An Iditarod dog dies after being buried in snow. On March 16, NBC News reported that the 5-year-old dog that died was the first dog death in Iditarod since 2009. The dog, named Dorado, was found dead in Unalakleet, an Inupiat Eskimo village. He had been left in the village by musher, Paige Drobny, which is common -- dogs are often dropped off if they get tired -- and the pup had "sore muscles." According to the report, drifted snow covered some of the dogs in Unalakleet but Dorado didn't make it.
"A necropsy, which is the animal equivalent of an autopsy, determined the cause of death was asphyxiation from being buried in snow in severe wind conditions, race marshal Mark Nordman said" (via NBC News).
The Iditarod dog dies marking a break in the "safety streak" that was used as evidence to prove that the race dogs were properly cared for. It is unknown exactly how long the dogs were left out in the cold, but they were reportedly checked on in the middle of the night. They waited in Unalakleet for a flight back to Anchorage. Dorado, however, didn't make it. This incident is obviously fueling a burning fire inside those who oppose the Iditarod race.
"Our stance on the Iditarod has always been that people who care about dogs should not support the race. It's a cruel spectacle," said Ashley Byrne, campaign specialist for People for the Ethical Treatment of Animals (via NBC News).
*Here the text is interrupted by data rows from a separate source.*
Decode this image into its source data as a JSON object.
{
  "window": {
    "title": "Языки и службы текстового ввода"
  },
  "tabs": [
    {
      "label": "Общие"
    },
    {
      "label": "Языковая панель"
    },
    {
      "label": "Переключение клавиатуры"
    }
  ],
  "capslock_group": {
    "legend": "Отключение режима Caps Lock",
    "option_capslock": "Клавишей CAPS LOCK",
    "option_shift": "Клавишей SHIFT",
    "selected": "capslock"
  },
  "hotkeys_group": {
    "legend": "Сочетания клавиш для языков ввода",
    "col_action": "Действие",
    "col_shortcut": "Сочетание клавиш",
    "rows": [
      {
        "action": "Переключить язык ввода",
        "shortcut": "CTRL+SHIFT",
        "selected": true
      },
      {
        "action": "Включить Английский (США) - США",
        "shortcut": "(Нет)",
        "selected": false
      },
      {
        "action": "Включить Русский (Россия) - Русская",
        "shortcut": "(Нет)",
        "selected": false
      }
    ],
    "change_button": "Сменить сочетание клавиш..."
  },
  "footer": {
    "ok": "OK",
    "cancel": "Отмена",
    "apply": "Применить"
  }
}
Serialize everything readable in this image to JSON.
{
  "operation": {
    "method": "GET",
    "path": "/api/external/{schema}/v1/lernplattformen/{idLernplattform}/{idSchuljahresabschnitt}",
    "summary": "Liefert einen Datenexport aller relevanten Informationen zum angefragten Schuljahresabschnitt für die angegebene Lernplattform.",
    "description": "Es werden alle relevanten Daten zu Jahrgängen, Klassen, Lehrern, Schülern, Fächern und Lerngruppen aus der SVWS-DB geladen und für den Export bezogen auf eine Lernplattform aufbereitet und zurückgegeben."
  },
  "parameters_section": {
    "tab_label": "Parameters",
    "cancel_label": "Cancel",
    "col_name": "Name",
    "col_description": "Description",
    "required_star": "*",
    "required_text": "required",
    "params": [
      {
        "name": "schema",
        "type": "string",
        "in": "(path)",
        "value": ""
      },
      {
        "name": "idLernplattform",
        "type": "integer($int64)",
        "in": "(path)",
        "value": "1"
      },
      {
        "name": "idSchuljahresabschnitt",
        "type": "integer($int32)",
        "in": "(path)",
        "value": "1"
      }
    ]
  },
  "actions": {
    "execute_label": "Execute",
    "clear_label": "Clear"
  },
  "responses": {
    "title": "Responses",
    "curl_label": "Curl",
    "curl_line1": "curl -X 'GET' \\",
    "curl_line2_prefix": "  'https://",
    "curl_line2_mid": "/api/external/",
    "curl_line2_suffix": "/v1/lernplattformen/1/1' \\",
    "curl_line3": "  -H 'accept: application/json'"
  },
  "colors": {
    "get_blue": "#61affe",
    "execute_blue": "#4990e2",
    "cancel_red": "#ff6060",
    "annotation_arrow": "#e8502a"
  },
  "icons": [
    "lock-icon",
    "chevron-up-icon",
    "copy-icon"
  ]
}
When an Iditarod dog dies, many things are looked in to. Sadly, this sounds like a terrible accident. Dorado's breed was likely a Husky.
© Effie Orfanides 2013